In the aforementioned article, a specific organization was referenced as having “demonstrated their ability to orchestrate the public hazing of their associate members.” The truth about the “coming out” event for the brothers of this fraternity is that the men involved in the “public hazing” were already initiated members of their organization. Their participation in this event in the quad is an honor for all of them because they are sharing their success in becoming a new member of a truly elite organization. If Mr. or Mrs. Anonymous were to confront one of these newly initiated members, they would become educated in the fact that the men were not only participating voluntarily, but that it was one of the proudest moments in their lives.

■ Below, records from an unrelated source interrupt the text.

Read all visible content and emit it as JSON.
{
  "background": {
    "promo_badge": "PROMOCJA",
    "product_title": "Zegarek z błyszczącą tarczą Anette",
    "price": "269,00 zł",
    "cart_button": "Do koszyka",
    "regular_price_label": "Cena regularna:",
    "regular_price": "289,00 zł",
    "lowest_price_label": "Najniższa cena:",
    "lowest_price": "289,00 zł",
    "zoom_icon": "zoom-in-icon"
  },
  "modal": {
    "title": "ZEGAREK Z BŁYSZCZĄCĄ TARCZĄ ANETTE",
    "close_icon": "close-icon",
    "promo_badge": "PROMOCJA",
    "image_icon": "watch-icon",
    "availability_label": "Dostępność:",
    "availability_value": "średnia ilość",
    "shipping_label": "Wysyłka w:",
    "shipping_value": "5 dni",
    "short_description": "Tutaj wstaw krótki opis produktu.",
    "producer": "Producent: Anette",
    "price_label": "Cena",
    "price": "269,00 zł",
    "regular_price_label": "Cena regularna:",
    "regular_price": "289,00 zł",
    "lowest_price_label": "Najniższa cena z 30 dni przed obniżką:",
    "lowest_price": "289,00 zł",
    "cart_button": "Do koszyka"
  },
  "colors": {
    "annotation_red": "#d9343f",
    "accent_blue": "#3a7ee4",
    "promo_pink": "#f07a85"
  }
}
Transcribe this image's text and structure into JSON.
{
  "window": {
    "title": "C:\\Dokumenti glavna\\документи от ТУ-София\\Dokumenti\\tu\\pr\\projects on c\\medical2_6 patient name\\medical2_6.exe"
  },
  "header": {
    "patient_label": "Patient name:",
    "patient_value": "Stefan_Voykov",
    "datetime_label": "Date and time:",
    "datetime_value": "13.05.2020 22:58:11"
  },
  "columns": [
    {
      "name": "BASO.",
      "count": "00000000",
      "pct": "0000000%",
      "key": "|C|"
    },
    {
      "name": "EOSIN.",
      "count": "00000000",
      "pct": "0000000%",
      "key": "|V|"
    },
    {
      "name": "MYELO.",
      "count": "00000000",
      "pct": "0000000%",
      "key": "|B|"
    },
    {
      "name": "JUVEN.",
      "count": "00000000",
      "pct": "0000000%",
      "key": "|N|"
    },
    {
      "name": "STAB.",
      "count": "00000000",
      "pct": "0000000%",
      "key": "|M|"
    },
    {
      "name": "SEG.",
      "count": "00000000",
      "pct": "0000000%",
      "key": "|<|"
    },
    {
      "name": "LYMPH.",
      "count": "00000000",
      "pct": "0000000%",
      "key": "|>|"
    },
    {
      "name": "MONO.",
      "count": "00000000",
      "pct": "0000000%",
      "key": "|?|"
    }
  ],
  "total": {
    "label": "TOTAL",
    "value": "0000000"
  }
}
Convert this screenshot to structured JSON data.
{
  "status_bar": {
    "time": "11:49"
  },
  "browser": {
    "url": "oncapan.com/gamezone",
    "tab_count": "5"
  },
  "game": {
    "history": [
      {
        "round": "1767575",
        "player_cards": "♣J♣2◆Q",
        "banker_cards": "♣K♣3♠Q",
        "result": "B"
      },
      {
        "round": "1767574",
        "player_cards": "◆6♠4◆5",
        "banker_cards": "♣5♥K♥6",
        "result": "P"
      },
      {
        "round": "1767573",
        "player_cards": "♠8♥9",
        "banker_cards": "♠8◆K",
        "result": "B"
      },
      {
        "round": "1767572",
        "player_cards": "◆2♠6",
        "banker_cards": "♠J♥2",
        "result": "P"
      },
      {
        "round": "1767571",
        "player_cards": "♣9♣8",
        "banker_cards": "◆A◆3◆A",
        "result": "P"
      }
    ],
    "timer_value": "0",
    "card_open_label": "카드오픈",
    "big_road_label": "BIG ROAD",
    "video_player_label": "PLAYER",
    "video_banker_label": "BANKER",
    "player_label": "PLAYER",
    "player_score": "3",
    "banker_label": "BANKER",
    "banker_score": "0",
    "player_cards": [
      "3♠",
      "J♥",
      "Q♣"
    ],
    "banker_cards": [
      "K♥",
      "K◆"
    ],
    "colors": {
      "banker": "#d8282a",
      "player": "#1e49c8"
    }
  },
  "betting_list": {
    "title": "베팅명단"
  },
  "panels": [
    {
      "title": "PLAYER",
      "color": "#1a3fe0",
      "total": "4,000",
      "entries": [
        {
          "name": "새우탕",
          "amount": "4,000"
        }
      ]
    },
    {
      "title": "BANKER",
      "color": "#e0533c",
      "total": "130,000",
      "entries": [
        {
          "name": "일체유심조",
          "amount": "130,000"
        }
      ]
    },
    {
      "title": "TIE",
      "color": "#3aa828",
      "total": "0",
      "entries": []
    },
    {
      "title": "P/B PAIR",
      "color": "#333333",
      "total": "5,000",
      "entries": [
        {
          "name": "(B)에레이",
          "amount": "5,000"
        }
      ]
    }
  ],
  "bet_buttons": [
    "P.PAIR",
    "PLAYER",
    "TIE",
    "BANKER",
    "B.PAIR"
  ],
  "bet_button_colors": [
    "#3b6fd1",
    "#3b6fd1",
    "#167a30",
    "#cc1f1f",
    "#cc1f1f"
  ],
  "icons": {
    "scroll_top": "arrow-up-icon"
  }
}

At this moment, many people who dislike the idea of Greek life and may or may not have been outspoken about it in the past would most likely be saying something along the lines of how pathetic they think it is that the participation in the coming out event is such a highlight in the lives of these young men. In my organization and all other Greek organizations, becoming an initiated member is something that we have all worked very hard to accomplish. The style that traditionally ethnically diverse organizations, such as the one exemplified in the last issue of The Charger Bulletin, use to show their pride in their organizations may not be something that outsiders understand. This should motivate you to ask questions, not give you the license to assume that you know what is going on from the outside and voice your opinion about it.

In the future, this non-anonymous, proud pro-Greek would like to ask that everyone on this campus take the time to learn the true facts and benefits about being a member of the Greek life here at UNH. We are a small and diverse population as a school, let alone the size of the Greeks. This makes us unique as compared to the traditional Greek life image seen on larger campuses that is wrongfully bestowed upon us. Finally, if you still choose to dislike Greek life on this campus and don’t wish to learn about the values and traditions that we’re proud to share, we respect that it’s not something you’d like to become involved in. With that, we request that you respect that it’s something that has made college life so much better for most of us and that we wouldn’t go back in time to change our decision to join, even if we could. The Greeks don’t deserve bad publicity.